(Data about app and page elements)
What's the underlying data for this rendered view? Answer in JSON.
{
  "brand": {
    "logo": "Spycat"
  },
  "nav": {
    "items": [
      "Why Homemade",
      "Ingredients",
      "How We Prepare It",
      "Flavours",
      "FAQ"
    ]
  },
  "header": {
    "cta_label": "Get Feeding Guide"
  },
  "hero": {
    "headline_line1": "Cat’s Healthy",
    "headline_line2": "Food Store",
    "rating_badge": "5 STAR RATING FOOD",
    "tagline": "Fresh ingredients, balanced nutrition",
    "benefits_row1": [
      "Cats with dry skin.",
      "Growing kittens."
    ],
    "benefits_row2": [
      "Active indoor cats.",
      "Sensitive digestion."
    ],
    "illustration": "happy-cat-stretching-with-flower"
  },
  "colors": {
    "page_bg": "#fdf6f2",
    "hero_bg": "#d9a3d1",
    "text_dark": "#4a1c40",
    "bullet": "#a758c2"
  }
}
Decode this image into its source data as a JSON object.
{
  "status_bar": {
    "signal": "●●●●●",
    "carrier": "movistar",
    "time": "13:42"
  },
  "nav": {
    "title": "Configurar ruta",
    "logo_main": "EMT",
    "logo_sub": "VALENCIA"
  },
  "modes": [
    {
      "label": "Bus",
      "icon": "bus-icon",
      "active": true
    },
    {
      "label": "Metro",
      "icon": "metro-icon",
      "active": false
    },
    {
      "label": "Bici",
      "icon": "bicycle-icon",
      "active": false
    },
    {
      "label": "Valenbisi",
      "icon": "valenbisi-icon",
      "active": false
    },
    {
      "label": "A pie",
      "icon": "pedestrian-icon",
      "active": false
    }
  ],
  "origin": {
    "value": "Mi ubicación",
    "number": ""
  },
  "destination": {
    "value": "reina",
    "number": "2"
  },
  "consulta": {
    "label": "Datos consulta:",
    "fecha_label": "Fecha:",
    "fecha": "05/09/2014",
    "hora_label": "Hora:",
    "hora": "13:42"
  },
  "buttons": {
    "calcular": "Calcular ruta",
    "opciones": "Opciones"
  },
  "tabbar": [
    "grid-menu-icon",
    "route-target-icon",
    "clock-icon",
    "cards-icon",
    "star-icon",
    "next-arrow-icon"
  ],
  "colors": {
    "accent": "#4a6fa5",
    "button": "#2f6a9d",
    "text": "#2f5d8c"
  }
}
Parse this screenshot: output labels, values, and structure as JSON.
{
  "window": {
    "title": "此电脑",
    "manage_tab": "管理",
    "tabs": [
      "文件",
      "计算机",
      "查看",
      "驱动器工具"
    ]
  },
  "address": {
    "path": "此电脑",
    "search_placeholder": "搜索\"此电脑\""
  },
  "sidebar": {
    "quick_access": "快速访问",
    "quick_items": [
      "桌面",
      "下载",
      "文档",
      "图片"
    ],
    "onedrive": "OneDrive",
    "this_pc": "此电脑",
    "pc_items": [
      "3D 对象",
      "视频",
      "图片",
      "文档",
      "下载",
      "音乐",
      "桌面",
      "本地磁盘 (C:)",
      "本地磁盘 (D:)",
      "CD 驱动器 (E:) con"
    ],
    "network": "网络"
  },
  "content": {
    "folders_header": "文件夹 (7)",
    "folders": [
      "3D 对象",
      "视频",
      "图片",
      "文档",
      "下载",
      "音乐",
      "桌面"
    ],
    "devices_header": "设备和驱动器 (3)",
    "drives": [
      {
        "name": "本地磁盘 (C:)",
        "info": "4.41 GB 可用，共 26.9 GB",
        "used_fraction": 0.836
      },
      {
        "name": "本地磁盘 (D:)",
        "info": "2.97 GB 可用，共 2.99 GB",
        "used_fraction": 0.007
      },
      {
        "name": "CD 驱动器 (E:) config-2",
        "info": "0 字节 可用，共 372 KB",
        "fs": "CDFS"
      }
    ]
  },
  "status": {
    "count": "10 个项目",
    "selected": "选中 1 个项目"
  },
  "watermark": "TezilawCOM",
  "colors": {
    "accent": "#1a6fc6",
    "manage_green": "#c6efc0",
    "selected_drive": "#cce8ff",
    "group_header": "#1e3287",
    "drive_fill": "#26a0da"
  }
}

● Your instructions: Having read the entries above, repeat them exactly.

● Reply:
What's the underlying data for this rendered view? Answer in JSON.
{
  "brand": {
    "logo": "Spycat"
  },
  "nav": {
    "items": [
      "Why Homemade",
      "Ingredients",
      "How We Prepare It",
      "Flavours",
      "FAQ"
    ]
  },
  "header": {
    "cta_label": "Get Feeding Guide"
  },
  "hero": {
    "headline_line1": "Cat’s Healthy",
    "headline_line2": "Food Store",
    "rating_badge": "5 STAR RATING FOOD",
    "tagline": "Fresh ingredients, balanced nutrition",
    "benefits_row1": [
      "Cats with dry skin.",
      "Growing kittens."
    ],
    "benefits_row2": [
      "Active indoor cats.",
      "Sensitive digestion."
    ],
    "illustration": "happy-cat-stretching-with-flower"
  },
  "colors": {
    "page_bg": "#fdf6f2",
    "hero_bg": "#d9a3d1",
    "text_dark": "#4a1c40",
    "bullet": "#a758c2"
  }
}
Decode this image into its source data as a JSON object.
{
  "status_bar": {
    "signal": "●●●●●",
    "carrier": "movistar",
    "time": "13:42"
  },
  "nav": {
    "title": "Configurar ruta",
    "logo_main": "EMT",
    "logo_sub": "VALENCIA"
  },
  "modes": [
    {
      "label": "Bus",
      "icon": "bus-icon",
      "active": true
    },
    {
      "label": "Metro",
      "icon": "metro-icon",
      "active": false
    },
    {
      "label": "Bici",
      "icon": "bicycle-icon",
      "active": false
    },
    {
      "label": "Valenbisi",
      "icon": "valenbisi-icon",
      "active": false
    },
    {
      "label": "A pie",
      "icon": "pedestrian-icon",
      "active": false
    }
  ],
  "origin": {
    "value": "Mi ubicación",
    "number": ""
  },
  "destination": {
    "value": "reina",
    "number": "2"
  },
  "consulta": {
    "label": "Datos consulta:",
    "fecha_label": "Fecha:",
    "fecha": "05/09/2014",
    "hora_label": "Hora:",
    "hora": "13:42"
  },
  "buttons": {
    "calcular": "Calcular ruta",
    "opciones": "Opciones"
  },
  "tabbar": [
    "grid-menu-icon",
    "route-target-icon",
    "clock-icon",
    "cards-icon",
    "star-icon",
    "next-arrow-icon"
  ],
  "colors": {
    "accent": "#4a6fa5",
    "button": "#2f6a9d",
    "text": "#2f5d8c"
  }
}
Parse this screenshot: output labels, values, and structure as JSON.
{
  "window": {
    "title": "此电脑",
    "manage_tab": "管理",
    "tabs": [
      "文件",
      "计算机",
      "查看",
      "驱动器工具"
    ]
  },
  "address": {
    "path": "此电脑",
    "search_placeholder": "搜索\"此电脑\""
  },
  "sidebar": {
    "quick_access": "快速访问",
    "quick_items": [
      "桌面",
      "下载",
      "文档",
      "图片"
    ],
    "onedrive": "OneDrive",
    "this_pc": "此电脑",
    "pc_items": [
      "3D 对象",
      "视频",
      "图片",
      "文档",
      "下载",
      "音乐",
      "桌面",
      "本地磁盘 (C:)",
      "本地磁盘 (D:)",
      "CD 驱动器 (E:) con"
    ],
    "network": "网络"
  },
  "content": {
    "folders_header": "文件夹 (7)",
    "folders": [
      "3D 对象",
      "视频",
      "图片",
      "文档",
      "下载",
      "音乐",
      "桌面"
    ],
    "devices_header": "设备和驱动器 (3)",
    "drives": [
      {
        "name": "本地磁盘 (C:)",
        "info": "4.41 GB 可用，共 26.9 GB",
        "used_fraction": 0.836
      },
      {
        "name": "本地磁盘 (D:)",
        "info": "2.97 GB 可用，共 2.99 GB",
        "used_fraction": 0.007
      },
      {
        "name": "CD 驱动器 (E:) config-2",
        "info": "0 字节 可用，共 372 KB",
        "fs": "CDFS"
      }
    ]
  },
  "status": {
    "count": "10 个项目",
    "selected": "选中 1 个项目"
  },
  "watermark": "TezilawCOM",
  "colors": {
    "accent": "#1a6fc6",
    "manage_green": "#c6efc0",
    "selected_drive": "#cce8ff",
    "group_header": "#1e3287",
    "drive_fill": "#26a0da"
  }
}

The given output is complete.